• **Provided material**:

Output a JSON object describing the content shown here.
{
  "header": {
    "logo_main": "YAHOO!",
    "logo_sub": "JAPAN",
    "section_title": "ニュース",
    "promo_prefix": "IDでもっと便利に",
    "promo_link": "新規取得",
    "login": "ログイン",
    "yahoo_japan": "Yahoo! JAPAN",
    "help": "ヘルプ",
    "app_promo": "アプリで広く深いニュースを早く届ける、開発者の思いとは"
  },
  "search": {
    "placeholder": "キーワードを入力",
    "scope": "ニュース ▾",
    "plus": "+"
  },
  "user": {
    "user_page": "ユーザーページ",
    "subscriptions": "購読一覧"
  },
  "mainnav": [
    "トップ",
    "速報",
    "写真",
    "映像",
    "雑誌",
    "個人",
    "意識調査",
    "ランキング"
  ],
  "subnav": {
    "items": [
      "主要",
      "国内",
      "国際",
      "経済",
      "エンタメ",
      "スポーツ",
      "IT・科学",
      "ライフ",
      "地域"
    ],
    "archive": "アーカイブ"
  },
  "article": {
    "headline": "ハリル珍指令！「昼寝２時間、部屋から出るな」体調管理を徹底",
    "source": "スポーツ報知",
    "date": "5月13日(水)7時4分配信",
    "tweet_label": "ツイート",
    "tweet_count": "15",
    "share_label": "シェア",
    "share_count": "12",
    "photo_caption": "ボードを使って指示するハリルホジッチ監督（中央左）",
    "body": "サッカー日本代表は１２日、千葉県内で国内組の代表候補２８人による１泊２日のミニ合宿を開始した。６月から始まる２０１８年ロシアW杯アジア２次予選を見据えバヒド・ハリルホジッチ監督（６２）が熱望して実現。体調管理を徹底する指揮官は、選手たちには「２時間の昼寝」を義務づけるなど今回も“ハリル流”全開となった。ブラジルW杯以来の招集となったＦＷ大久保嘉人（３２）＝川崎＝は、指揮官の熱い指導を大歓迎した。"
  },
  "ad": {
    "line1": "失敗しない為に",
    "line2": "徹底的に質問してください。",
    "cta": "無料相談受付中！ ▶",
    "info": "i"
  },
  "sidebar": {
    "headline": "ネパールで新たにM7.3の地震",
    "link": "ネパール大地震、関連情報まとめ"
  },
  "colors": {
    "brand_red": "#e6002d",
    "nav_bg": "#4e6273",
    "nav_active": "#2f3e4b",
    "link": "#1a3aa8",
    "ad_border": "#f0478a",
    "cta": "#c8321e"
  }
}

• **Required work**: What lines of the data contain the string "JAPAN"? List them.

• **Exercise output**:
    "logo_sub": "JAPAN",
    "yahoo_japan": "Yahoo! JAPAN",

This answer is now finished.